Your assignment →
If a line in the entries contains the string "feedback", include that line in your answer.
BEGIN The records
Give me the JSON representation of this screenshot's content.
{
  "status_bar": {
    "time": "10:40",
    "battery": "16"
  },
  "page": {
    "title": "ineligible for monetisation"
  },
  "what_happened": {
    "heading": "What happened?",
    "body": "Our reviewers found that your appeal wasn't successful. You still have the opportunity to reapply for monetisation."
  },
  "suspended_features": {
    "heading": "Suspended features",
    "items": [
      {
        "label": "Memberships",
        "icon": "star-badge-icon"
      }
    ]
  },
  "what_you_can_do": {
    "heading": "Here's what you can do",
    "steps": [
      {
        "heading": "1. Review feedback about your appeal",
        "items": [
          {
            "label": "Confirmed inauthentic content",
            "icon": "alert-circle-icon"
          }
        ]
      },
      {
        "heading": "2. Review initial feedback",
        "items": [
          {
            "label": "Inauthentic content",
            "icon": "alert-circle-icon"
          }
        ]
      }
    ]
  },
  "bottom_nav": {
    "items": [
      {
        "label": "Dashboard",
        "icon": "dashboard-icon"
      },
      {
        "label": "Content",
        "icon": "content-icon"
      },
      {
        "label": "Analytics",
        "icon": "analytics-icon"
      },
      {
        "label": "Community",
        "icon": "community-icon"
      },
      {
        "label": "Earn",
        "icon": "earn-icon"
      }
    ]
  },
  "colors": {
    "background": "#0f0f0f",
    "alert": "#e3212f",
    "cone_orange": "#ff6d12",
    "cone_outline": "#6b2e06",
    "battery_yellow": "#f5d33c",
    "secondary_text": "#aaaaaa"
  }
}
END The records
Exercise answer →
        "heading": "1. Review feedback about your appeal",
        "heading": "2. Review initial feedback",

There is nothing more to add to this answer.